The body coordination was different, and the overall body posture as well. My Tai Chi training had taught me a type of balanced straight body posture with a straight spine. But the Bagua emphasised the body’s natural curvature. it represented a more lively and in some respects more natural and unrestricted way to move. The whole practice was beneficial to may Tai Chi and I progressed further in my Tai Chi after studying Bagua.
I tried and studied a few more different Bagua Styles after Cheng style and later also Xingyi. I don’t do these styles any longer for different reasons. I might write more about these experiences later. Tai Chi has always been my main focus and I believe it’s better to focus on one art if you want to become really good in something.
You can think about different martial arts as different ways of using the body, in a way similar to playing different instruments. I’ve heard about master musicians in either piano, violin and other instruments. But I have never heard about one of those top musicians being able to handle two or three different instruments the same way and become just as good in all of them.
There’s something similar in the Martial Arts. Don’t believe that you can become equally good and reach a high level in two or three different martial arts styles. Many people combine Tai Chi with Bagua, Xingyi (excuse me for mixing different methods of romanisation) or even Wing Chun. Some people believe that it’s good to practice all of the three internal “sister arts”, or Tai Chi, Bagua and Xingyi all together.
But there is always one style that will take over and color the others. Some do their bagua and xingyi as they were tai chi. Some people do tai chi as it was bagua or wing chun. Or even as Karate. They will never tap into the real essence of more than one style. And sometimes, they will never understand the real flavour of any of the arts they practice. Each and everyone of their styles will, in the best cases, be something “in between” all of the styles they practice.
Again, there is nothing wrong in practicing different arts or cross-train in some periods of your life. But you still need a certain focus and know what types of skill sets you want to develop and what types of body movement that you want to develop. So, in my own humble opinion, it’s better to treat other styles as different isolated ways to test your own body knowledge. Maybe you can find some things, exercises or methods, that you can use to train your own body, so it will enhance your body movement. Those things can teach you to use your body better in many different ways regardless what your goal is.

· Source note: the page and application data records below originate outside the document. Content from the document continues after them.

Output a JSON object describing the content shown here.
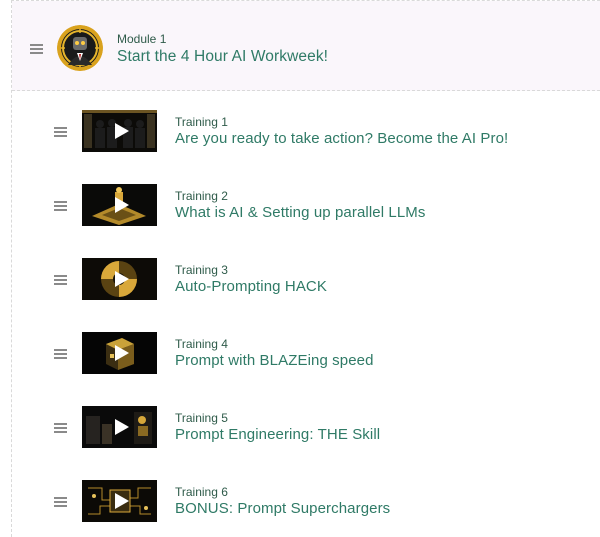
{
  "module": {
    "label": "Module 1",
    "title": "Start the 4 Hour AI Workweek!",
    "avatar_icon": "robot-avatar-icon"
  },
  "lessons": [
    {
      "label": "Training 1",
      "title": "Are you ready to take action? Become the AI Pro!"
    },
    {
      "label": "Training 2",
      "title": "What is AI & Setting up parallel LLMs"
    },
    {
      "label": "Training 3",
      "title": "Auto-Prompting HACK"
    },
    {
      "label": "Training 4",
      "title": "Prompt with BLAZEing speed"
    },
    {
      "label": "Training 5",
      "title": "Prompt Engineering: THE Skill"
    },
    {
      "label": "Training 6",
      "title": "BONUS: Prompt Superchargers"
    }
  ],
  "colors": {
    "title_green": "#2f7a66",
    "label_green": "#2f5b4a",
    "header_bg": "#faf6fb",
    "gold": "#c9a23a"
  }
}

So: Find every way to explore your own weaknesses, but don’t lose your focus.